A WINS client also requires the IP address of a primary WINS
server and optionally, the IP address of a secondary WINS
server.

WINS Installation


The WINS service is not installed as part of the default Windows
2000 Server installation.


After you install the WINS Service, you should configure its
TCP/IP properties so that the computer points to itself.

WINS Snap
-
In

DHCP Server Configuration

Overview of DNS


WINS resolves NetBIOS names to IP addresses, while DNS
resolves IP host names to IP addresses.


IP host names resolved by using DNS or other means provide a
number of benefits.

Domain Namespace

Host Names


Host names refer to specific computers on the Internet or a
private network.


A host name is the leftmost portion of the fully qualified domain
name (FQDN), which describes the exact position of a host
within the domain hierarchy.


DNS uses a host’s FQDN to resolve a name to an IP address.

Domain Naming Guidelines


Limit the number of domain levels.


Use unique names.


Use simple names.


Avoid lengthy domain names.


Use standard DNS characters and Unicode characters.

Zones

Name Servers


A DNS name server stores the zone database file.


Name servers can store data for one zone or multiple zones.


There must be at least one name server for a zone.


A zone can have multiple name servers associated with it.


Multiple name servers provide several advantages.

Introduction to the Name
Resolution Process
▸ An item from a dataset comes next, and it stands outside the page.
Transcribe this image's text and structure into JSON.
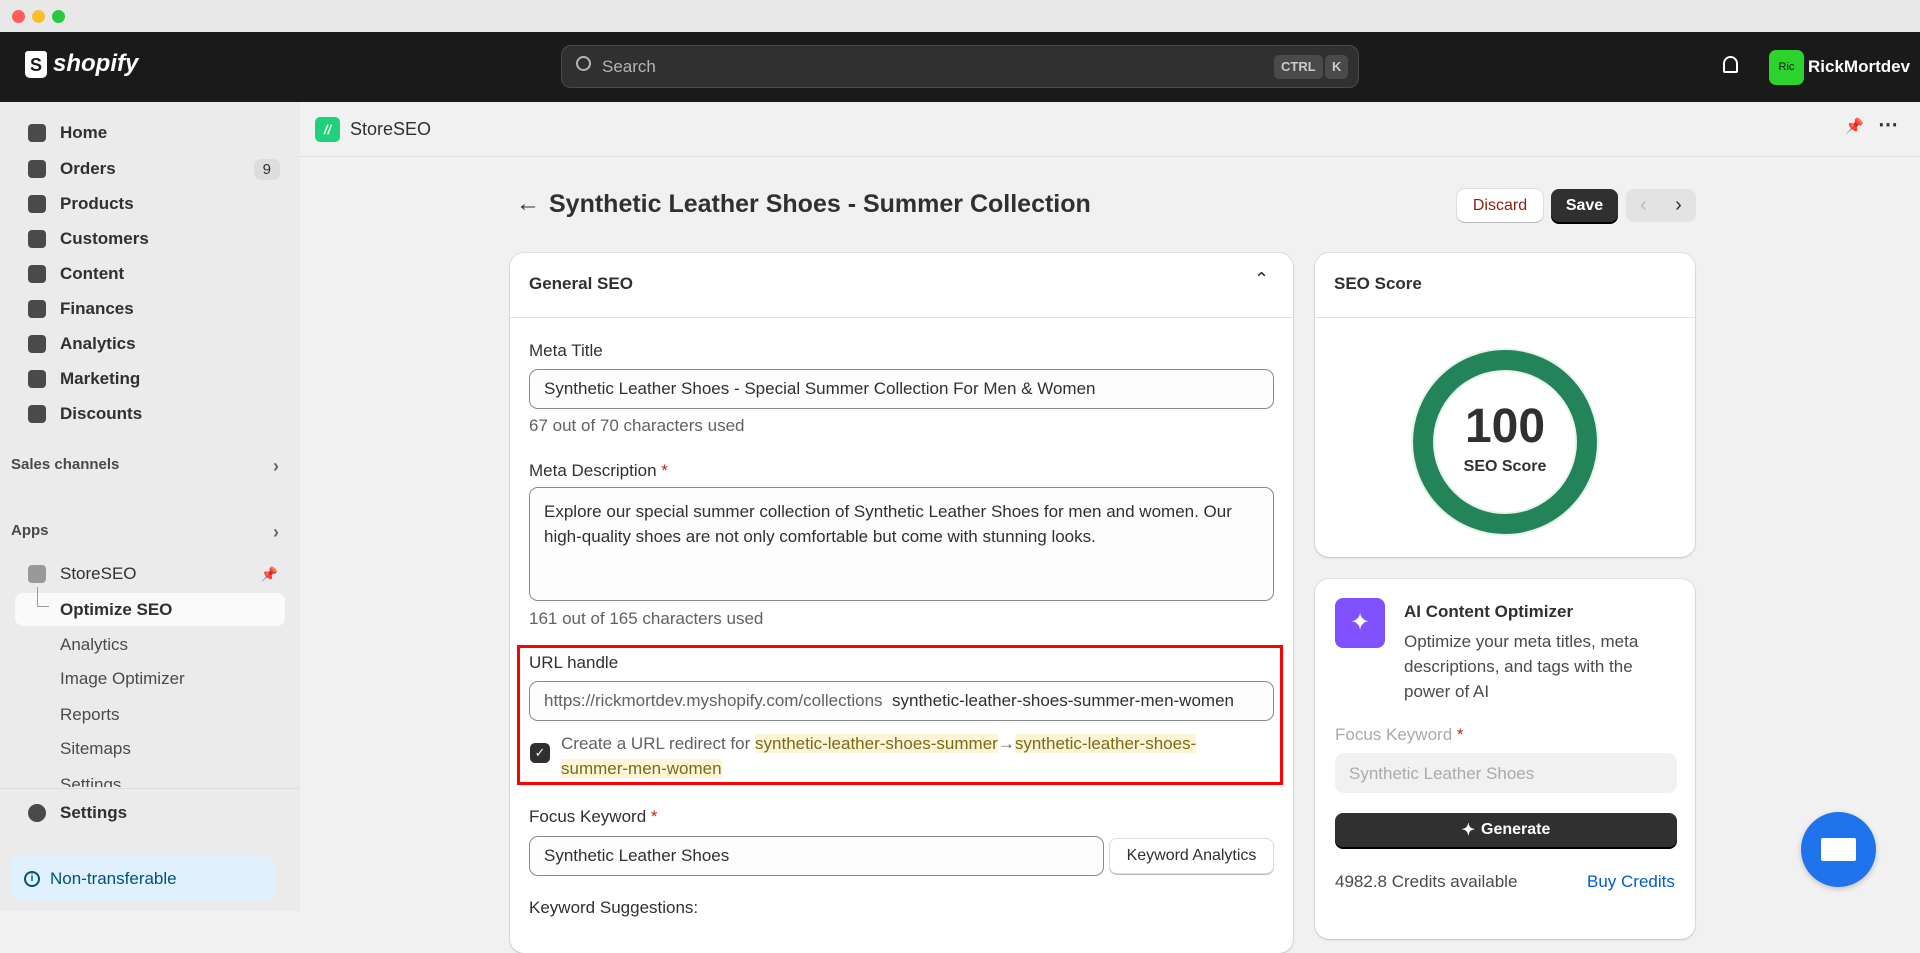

Name resolution is the process of resolving names to IP
addresses.


DNS name servers resolve forward and reverse lookup queries.

Forward Lookup Query

Name Server Caching


When a name server is processing a query, it might be required
to send out several queries to find the answer.


When a name server receives a query request, several events
occur.


Caching query results enables the name server to quickly resolve
other queries to the same portion of the domain namespace.

Reverse Lookup Query


A reverse lookup query maps an IP address to a name.


Because the DNS distributed database is indexed by name and
not by IP address, a reverse lookup query would require an
exhaustive search of every domain name.


The in
-
addr.arpa domain is based on IP addresses, not domain
names.

Installing the DNS Service


To implement DNS, you must configure the server and then
install the DNS service.


The DNS server must be configured with a static IP address.


The DNS installation process accomplishes a number of tasks.

The DNS Snap
-
In

Creating Forward Lookup
Zones


A forward lookup zone enables forward lookup queries.


You can configure three types of zones.


Typically, a zone is named after the highest domain in the
hierarchy that the zone encompasses.

Creating Reverse Lookup
Zones


A reverse lookup zone enables reverse lookup queries.


Reverse lookup zones are not required; however, a reverse
lookup zone is required to run troubleshooting tools and to
record a name instead of an IP address in log files.


The zone types are the same as the zone type options available
in creating a forward lookup zone.


Enter your network ID or the name of the reverse lookup zone.

Adding Resource Records


Once you create your zones, you can use the DNS snap
-
in to
add resource records.


When a zone is created, DNS automatically adds two resource
records.


For a list of other types of resource records along with a
description of each type, open the Resource Record Type

dialog box.

Configuring Dynamic DNS


Dynamic updates


DDNS and DHCP

Configuring a DNS Client

Troubleshooting the DNS
Service

You can troubleshoot name servers by using the monitoring and
logging options in the DNS snap
-
in or by using the nslookup
command
-
line utility.